At least 37 per cent buses and trucks in the country are operating without fitness certificates and without paying due taxes, leading to fatal road accidents, according to BRTA data.
Most of these vehicles did not renew fitness certificates for over 5 to 10 years. Moreover, the owners have been lobbying for fine exemption.
According to the latest annual report of the Bangladesh Passengers’ Welfare Association, based on reports appearing in the media, 29 per cent of the road accidents in 2018 were caused by trucks and and covered vans while 19 per cent by buses and minibuses.
Most of these vehicles have no fitness certificates. Besides, unfit buses are being given 'make-overs' so these can take to the roads to meet the rush of home-bound passengers during Eid. These vehicles often break down in the middle of the journey or cause fatal accidents.
According to Bangladesh Road Transport Authorities (BRTA), the owner has to pay 400 taka as fine for each vehicle without renewed fitness certificate that goes up one and a half times if the tax tokens are not submitted in time.
As a result, the owner has to pay a fine of 50,000 taka every year. The amount, if not paid, gets double. The arrears increased for some to more than 500,000 to 600,000 taka per vehicle.
Police also press charges against such vehicles running on the roads. There are allegations that such vehicles operate on the roads by bribing police in many cases.
“We have decided to cancel registration of the vehicles that have been running illegally without paying government fees and fines for over 10 years,” said BRTA chairman Mohammed Moshiar Rahman.
“The arrears are so much for some of the vehicles that it cannot be met even by selling them. Many did not avail the opportunity of fine exemption although the government offered this earlier.
The students across the country took to the streets in a movement demanding safe roads following the death of two college students on airport road last year. The movement again flared up after the death of university student Abrar Ahmed Chowdhury who was run over by a bus.
Following these movements, the police and BRTA authorities became strict. The transport owners association rushed to get the fines exempted and to update their vehicle papers.
Members of the transport owners and workers associations said that the Bangladesh Road Transport Association is preparing to appeal to the road transport ministry to waive the fine.
Ministry officials said the ministry has exempted fines twice in 2016 and 2017. Most of the owners, however, did not yet update the papers even after receiving this waiver.
The owners are now preparing to apply for the same waiver in the face of BRTA's mobile courts and police action, the officials added.

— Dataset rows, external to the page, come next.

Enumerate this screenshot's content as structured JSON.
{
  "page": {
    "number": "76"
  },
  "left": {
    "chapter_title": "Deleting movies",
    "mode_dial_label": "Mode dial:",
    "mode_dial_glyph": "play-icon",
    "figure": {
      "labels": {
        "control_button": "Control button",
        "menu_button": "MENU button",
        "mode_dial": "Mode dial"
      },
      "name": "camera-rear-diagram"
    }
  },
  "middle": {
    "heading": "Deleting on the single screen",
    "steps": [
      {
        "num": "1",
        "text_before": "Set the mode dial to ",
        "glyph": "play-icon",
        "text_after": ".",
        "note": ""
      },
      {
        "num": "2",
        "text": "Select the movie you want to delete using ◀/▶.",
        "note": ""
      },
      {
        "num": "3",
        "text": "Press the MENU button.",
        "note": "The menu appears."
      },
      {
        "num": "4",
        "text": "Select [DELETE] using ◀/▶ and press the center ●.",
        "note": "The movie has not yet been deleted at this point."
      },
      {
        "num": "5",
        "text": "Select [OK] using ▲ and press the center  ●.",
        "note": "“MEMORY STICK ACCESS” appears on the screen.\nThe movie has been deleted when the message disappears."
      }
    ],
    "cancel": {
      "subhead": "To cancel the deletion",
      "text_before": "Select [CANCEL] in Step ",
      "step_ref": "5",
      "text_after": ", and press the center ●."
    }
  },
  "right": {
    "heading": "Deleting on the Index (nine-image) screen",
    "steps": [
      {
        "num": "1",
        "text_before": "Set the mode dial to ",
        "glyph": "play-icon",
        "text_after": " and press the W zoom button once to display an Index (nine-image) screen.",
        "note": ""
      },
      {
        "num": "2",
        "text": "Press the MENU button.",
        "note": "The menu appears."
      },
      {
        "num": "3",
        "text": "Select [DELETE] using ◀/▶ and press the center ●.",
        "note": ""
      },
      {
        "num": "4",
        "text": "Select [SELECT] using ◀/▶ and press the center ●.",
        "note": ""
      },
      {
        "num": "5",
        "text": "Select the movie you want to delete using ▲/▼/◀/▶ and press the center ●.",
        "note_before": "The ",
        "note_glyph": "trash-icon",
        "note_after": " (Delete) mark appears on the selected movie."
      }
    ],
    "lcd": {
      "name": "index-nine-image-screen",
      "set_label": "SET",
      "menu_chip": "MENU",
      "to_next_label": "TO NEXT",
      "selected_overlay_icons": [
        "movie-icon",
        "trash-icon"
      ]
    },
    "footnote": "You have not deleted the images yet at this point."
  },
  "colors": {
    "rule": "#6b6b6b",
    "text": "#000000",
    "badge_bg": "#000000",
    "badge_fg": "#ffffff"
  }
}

According to BRTA data, there are 180,345 trucks and covered vans in the country, of them 65,599 have no fitness certificates. That means, 36.37 per cent trucks and covered van have no fitness certificates.
Again, 28,794 of the total 76,049 buses and minibuses, which is 37.86 per cent, have no fitness certificates operating in the country
BRTA documents show the owners of those vehicles never came to renew papers to BRTA after 2009.
The number of vehicles without fitness certificates is now 518,451 in the country which was 86,274 in 2009.
Incidentally, the number of registered vehicles was 1.3 million that increased to 3.9 million now.
The government has fixed the life span for trucks and covered vans in Dhaka for 25 years while the life span for buses and minibuses is 20 years. These vehicles are not supposed to operate in Dhaka after that.
It is not being possible to change the ownership of vehicles that have been sold outside Dhaka and so the owners are in a fix. Bangladesh truck-covered van owners association in Tejgaon held an emergency meeting at their office on 26 May. The meeting demanded the renewal of the fitness certificates without penalties.
Bangladesh Truck and Covered Van Owners Association general secretary Rustam Ali said, the vehicles are running without legal papers.
“The owners are being harassed and have to pay bribes. If the government waives the fine, the fees and taxes still remain valid, also huge in amount. Moreover, the money will be deposited in the government treasury,” he added.
Asked why the fee is not paid on time, he said, five types of updated documents are required to run vehicles. If one is not renewed on time, others remain void as well.
“The amount of tax and fees, including fines, became so huge at one stage the owners choose to bribe. But now the situation is different,” Rustam Ali added.
The amount of fine has been increased in the new road and transport act passed on 19 September last year following the student movements. Transports owners and workers later took to the street demanding amendments in some of the sections. The Act, however, is yet to come in to force.
“Many people are harassed and have to pay extra because of the agents in BRTA. Again, the owners know there are loopholes that allow them to run the vehicles without updating the documents. This is how these vehicles are running for years,” transport expert Shamsul Haque told Prothom Alo.
*This piece, originally published in Prothom Alo print edition, has been rewritten in English by Farjana Liakat